All females have been here. That fear of when we get our periods no matter how much our parents might have prepared us. Granted, most of the time, our mother is the one that finds out first, but in this case, the girls did and helped Kristy (Sophia Grace) through this passage of time that every woman has to experience. I found this moment practically moving because my mother was afraid I would get made fun of if other girls in my class knew. However, there was one girl who knew despite my mother telling me not to tell anyone. From that day forward, I was grateful for that kinship that arrives during this moment in our lives that is quite confusing and can ultimately be beyond embarrassing if we are not prepared or have the right products on hand. These girls made Kristy feel one hundred percent normal, and that is what we need to teach our ladies ultimately, so there is that mutual respect for one another.
Ultimately, The Baby-Sitters Club is one of the best reboots I’ve witnessed from the many that have developed from shows I watched growing up. The show will make you laugh and allows you to see familiar faces from your youth as well as take on the parenting role. The show also manages to showcase that every girl has a unique personality that lends itself to each of the other girls, which will inevitably lead them to become well rounded young women one day. Not only do the adults teach the children in the series, but the children, even the ones the teens are baby-sitting, end up teaching each other as well.

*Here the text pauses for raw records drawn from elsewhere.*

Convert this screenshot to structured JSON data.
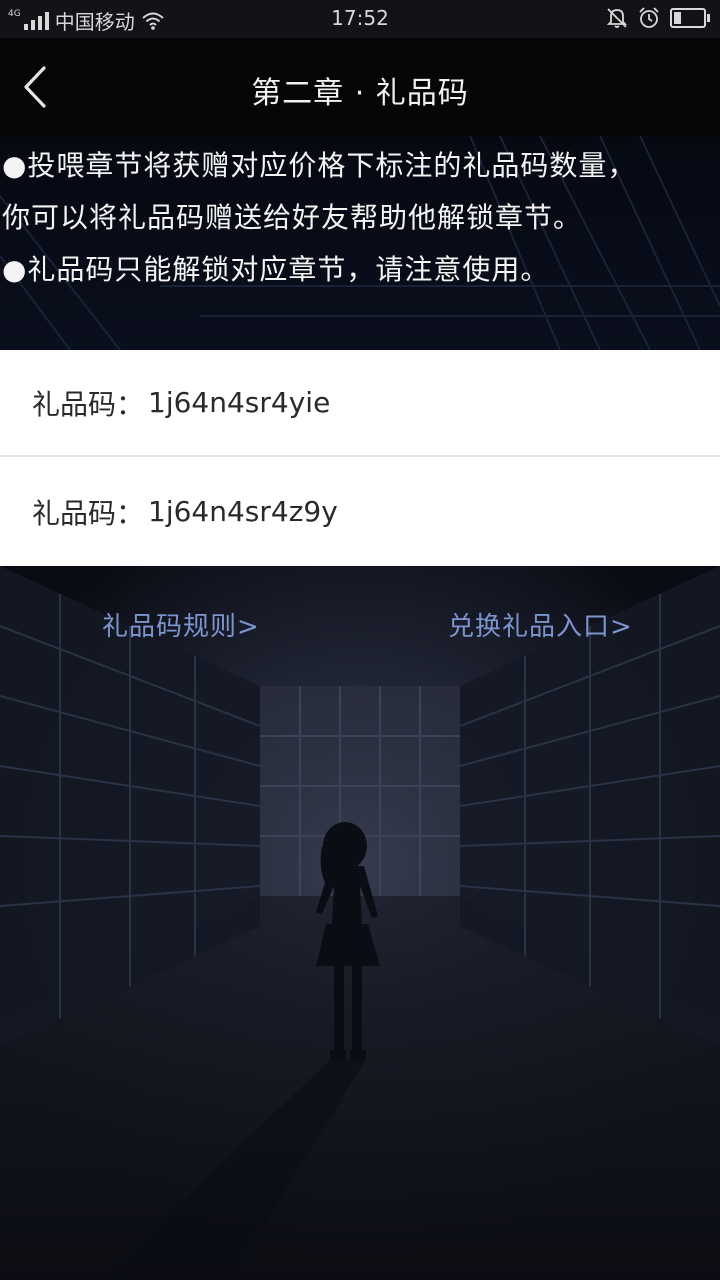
{
  "status_bar": {
    "network": "4G",
    "carrier": "中国移动",
    "time": "17:52"
  },
  "header": {
    "title": "第二章 · 礼品码"
  },
  "notice": {
    "lines": [
      "●投喂章节将获赠对应价格下标注的礼品码数量，",
      "你可以将礼品码赠送给好友帮助他解锁章节。",
      "●礼品码只能解锁对应章节，请注意使用。"
    ]
  },
  "gift_codes": [
    {
      "label": "礼品码：",
      "code": "1j64n4sr4yie"
    },
    {
      "label": "礼品码：",
      "code": "1j64n4sr4z9y"
    }
  ],
  "links": {
    "rules": "礼品码规则>",
    "redeem": "兑换礼品入口>"
  },
  "battery_level": 0.3,
  "colors": {
    "link": "#7d95cf",
    "background": "#06080f"
  }
}
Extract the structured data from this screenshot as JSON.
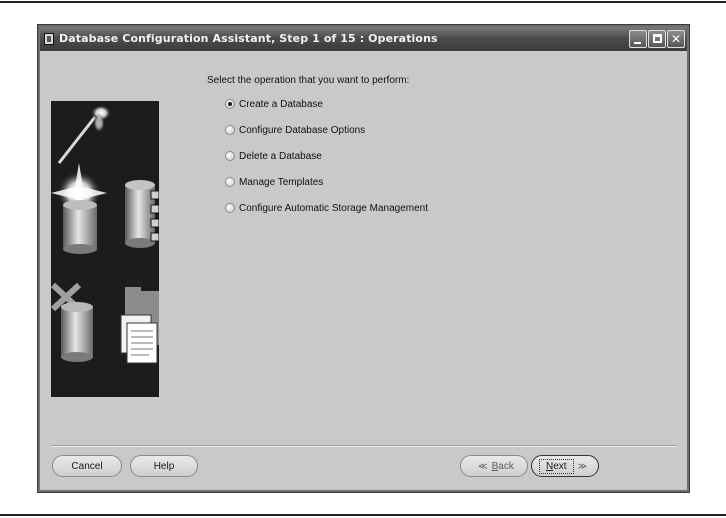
{
  "window": {
    "title": "Database Configuration Assistant, Step 1 of 15 : Operations",
    "controls": {
      "minimize": "minimize-icon",
      "maximize": "maximize-icon",
      "close": "✕"
    }
  },
  "operations": {
    "prompt": "Select the operation that you want to perform:",
    "options": [
      {
        "label": "Create a Database",
        "selected": true
      },
      {
        "label": "Configure Database Options",
        "selected": false
      },
      {
        "label": "Delete a Database",
        "selected": false
      },
      {
        "label": "Manage Templates",
        "selected": false
      },
      {
        "label": "Configure Automatic Storage Management",
        "selected": false
      }
    ]
  },
  "buttons": {
    "cancel": "Cancel",
    "help": "Help",
    "back": "Back",
    "next": "Next",
    "back_arrow": "≪",
    "next_arrow": "≫"
  },
  "colors": {
    "dialog_background": "#c9c9c9",
    "titlebar": "#4d4d4d",
    "illustration_background": "#1c1c1c"
  }
}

If those are not enough reasons to watch a second season, watching Mallory (Vivian Watson) and Jessi (Anais Lee) develop in future episodes is reason enough for me.
Join the girls of The Baby-Sitters Club for season one on Netflix now.